## Task objective
A line belongs in the answer if it contains "Card"; copy every such line from the entries below.

## Available data
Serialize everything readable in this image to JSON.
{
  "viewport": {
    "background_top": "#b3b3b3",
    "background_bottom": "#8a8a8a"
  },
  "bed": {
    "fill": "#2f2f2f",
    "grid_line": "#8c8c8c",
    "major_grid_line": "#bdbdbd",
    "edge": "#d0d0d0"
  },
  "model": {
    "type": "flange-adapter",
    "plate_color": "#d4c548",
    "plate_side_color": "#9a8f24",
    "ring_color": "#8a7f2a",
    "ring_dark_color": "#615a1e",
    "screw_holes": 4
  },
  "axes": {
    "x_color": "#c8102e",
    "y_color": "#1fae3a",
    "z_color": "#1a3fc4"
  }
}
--
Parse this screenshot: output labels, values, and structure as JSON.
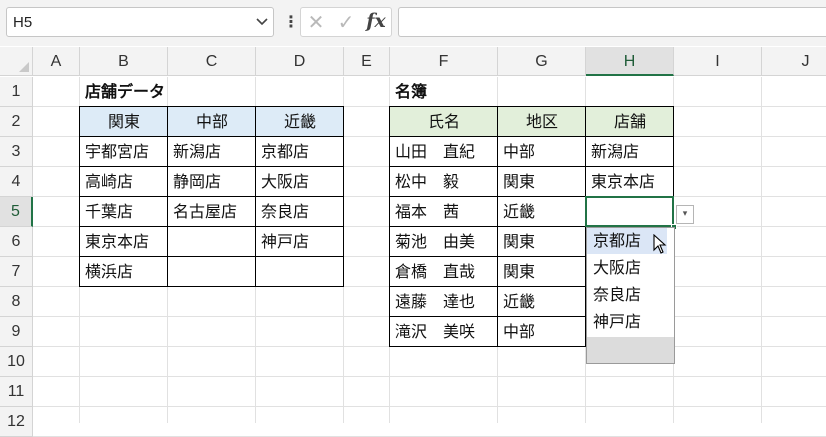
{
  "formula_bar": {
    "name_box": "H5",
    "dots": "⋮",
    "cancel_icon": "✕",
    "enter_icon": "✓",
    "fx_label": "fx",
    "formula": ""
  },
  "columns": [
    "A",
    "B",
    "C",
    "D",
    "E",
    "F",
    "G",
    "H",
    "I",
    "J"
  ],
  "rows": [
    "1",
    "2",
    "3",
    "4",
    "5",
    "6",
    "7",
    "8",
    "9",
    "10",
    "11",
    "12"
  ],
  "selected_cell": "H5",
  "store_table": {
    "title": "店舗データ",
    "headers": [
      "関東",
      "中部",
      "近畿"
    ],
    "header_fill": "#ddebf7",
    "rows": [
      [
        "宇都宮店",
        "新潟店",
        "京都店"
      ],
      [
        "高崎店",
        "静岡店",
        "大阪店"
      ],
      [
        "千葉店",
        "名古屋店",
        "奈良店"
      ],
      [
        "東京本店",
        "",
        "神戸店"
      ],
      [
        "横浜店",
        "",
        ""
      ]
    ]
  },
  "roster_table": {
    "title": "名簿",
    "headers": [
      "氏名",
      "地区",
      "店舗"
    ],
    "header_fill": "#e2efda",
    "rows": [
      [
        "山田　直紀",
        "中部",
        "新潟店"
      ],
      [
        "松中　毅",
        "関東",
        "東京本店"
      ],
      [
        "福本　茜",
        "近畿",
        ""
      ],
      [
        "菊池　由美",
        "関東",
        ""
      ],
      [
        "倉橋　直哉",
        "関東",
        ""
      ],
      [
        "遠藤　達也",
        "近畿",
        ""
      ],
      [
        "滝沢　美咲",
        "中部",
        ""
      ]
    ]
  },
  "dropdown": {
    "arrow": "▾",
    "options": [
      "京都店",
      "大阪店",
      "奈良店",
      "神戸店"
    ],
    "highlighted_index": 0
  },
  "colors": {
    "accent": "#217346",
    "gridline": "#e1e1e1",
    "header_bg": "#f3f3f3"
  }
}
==
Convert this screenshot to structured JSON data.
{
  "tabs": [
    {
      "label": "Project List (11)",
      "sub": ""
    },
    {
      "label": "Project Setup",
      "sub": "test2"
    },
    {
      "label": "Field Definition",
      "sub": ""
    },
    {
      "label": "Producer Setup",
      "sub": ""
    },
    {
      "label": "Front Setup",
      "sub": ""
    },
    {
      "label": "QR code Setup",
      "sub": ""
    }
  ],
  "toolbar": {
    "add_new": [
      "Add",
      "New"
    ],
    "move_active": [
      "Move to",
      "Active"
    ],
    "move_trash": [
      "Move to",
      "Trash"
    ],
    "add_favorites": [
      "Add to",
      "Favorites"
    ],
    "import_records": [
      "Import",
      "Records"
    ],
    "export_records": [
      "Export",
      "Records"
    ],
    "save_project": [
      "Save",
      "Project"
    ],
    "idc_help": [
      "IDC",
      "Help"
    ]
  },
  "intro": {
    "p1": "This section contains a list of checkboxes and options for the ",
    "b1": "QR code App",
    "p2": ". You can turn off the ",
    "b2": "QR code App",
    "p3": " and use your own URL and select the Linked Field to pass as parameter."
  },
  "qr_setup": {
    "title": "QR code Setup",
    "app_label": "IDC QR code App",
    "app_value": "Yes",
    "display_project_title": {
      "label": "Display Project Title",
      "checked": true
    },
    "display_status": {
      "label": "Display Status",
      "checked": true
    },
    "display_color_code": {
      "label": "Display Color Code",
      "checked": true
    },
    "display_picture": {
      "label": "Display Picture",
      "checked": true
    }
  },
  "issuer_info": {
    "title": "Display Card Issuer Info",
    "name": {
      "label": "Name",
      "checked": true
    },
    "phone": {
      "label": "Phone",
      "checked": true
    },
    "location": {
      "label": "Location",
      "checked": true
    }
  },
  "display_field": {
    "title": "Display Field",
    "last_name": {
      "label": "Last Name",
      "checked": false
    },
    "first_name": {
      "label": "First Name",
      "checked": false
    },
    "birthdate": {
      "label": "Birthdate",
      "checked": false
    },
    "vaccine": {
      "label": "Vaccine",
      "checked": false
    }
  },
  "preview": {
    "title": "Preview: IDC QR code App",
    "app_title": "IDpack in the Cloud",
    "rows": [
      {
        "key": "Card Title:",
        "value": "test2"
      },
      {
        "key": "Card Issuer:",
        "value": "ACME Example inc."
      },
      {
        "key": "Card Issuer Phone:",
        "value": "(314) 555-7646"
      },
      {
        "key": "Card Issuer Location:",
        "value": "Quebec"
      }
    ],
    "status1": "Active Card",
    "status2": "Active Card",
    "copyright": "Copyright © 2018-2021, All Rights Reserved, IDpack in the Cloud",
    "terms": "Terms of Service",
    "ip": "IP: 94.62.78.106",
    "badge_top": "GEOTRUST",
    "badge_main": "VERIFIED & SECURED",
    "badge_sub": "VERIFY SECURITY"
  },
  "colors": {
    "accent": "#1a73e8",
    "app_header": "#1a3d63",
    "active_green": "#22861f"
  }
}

## Result
    "title": "Display Card Issuer Info",
        "key": "Card Title:",
        "key": "Card Issuer:",
        "key": "Card Issuer Phone:",
        "key": "Card Issuer Location:",
    "status1": "Active Card",
    "status2": "Active Card",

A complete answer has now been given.